Few people realise that there are actually four alternatives to playing a Bb on the saxophone (some may even say five!) I have often inherited students who are trying to play complicated passages that can be simplified easily by just choosing a different way of playing the note Bb. In this article I’d like to clarify which Bb is best used in different situations.
1. The Standard or Chromatic A#/Bb
Most method books introduce this Bb fingering to students first and this is the best fingering to get comfortable with. It is ideally suited to playing anything that is chromatic in nature.
2. The Bis key Bb
You’ll notice from the diagram that the bis key is the small key in between your index finger “B” and second finger “C”. This key is designed to be pressed with the index finger covering both keys simultaneously. You can keep your index finger covering both keys while playing any other note that uses the first finger, without it affecting their pitch.
The bis key is an excellent short-cut key, ideally used in pieces with key signatures with flats in them that is not chromatic in nature.
3. The 1+1
If you add your right index finger to your B you will notice that the bis key also gets pushed down. This creates another alternative Bb.
As a flute player initially, this fingering seemed like an easy alternative to me (as it’s played the same way on flute). However it’s only real usefulness is in passages alternating between Bb and F.
4. The 1+2
This fingering involves the index finger of your left hand and the second finger (on the “E” key) of your right hand. This Bb fingering is only useful when going between A# and F# (Bb and Gb).
One last option to consider is using your low Bb fingering with the octave key. This fingering is only suggested as providing a different “colour” to the note and is more often used in esoteric compositions and perhaps in mastering overtones.

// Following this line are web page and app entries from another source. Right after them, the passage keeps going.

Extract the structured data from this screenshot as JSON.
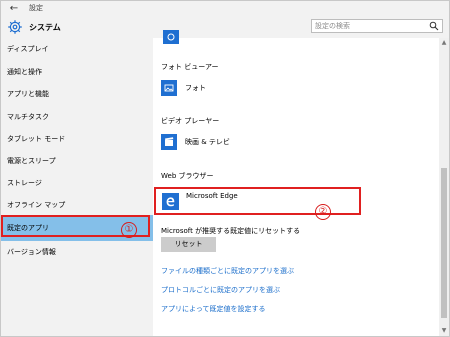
{
  "titlebar": {
    "back_icon": "←",
    "title": "設定"
  },
  "header": {
    "title": "システム",
    "search_placeholder": "設定の検索"
  },
  "sidebar": {
    "items": [
      {
        "label": "ディスプレイ"
      },
      {
        "label": "通知と操作"
      },
      {
        "label": "アプリと機能"
      },
      {
        "label": "マルチタスク"
      },
      {
        "label": "タブレット モード"
      },
      {
        "label": "電源とスリープ"
      },
      {
        "label": "ストレージ"
      },
      {
        "label": "オフライン マップ"
      },
      {
        "label": "既定のアプリ"
      },
      {
        "label": "バージョン情報"
      }
    ],
    "selected_index": 8
  },
  "main": {
    "sections": {
      "photo_viewer": {
        "label": "フォト ビューアー",
        "app": "フォト"
      },
      "video_player": {
        "label": "ビデオ プレーヤー",
        "app": "映画 & テレビ"
      },
      "web_browser": {
        "label": "Web ブラウザー",
        "app": "Microsoft Edge"
      }
    },
    "reset": {
      "label": "Microsoft が推奨する既定値にリセットする",
      "button": "リセット"
    },
    "links": [
      "ファイルの種類ごとに既定のアプリを選ぶ",
      "プロトコルごとに既定のアプリを選ぶ",
      "アプリによって既定値を設定する"
    ]
  },
  "annotations": {
    "marker_1": "①",
    "marker_2": "②"
  },
  "colors": {
    "accent": "#1f6fd1",
    "selected": "#84bfe9",
    "highlight_red": "#e02020",
    "link": "#1b6ecb"
  }
}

So there are lots of choices for your Bb. To make best use of them take time to mark on your music which fingering you plan to use. Be systematic about this and get practised at using the most efficient fingering. Over time you will get better at working out which is the best choice, and your technique will be better for it.
About the author:
Laurinda Davidson is a clinician and educator based in Queensland, Australia where she is the band director and woodwind teacher at Brisbane Girls Grammar School.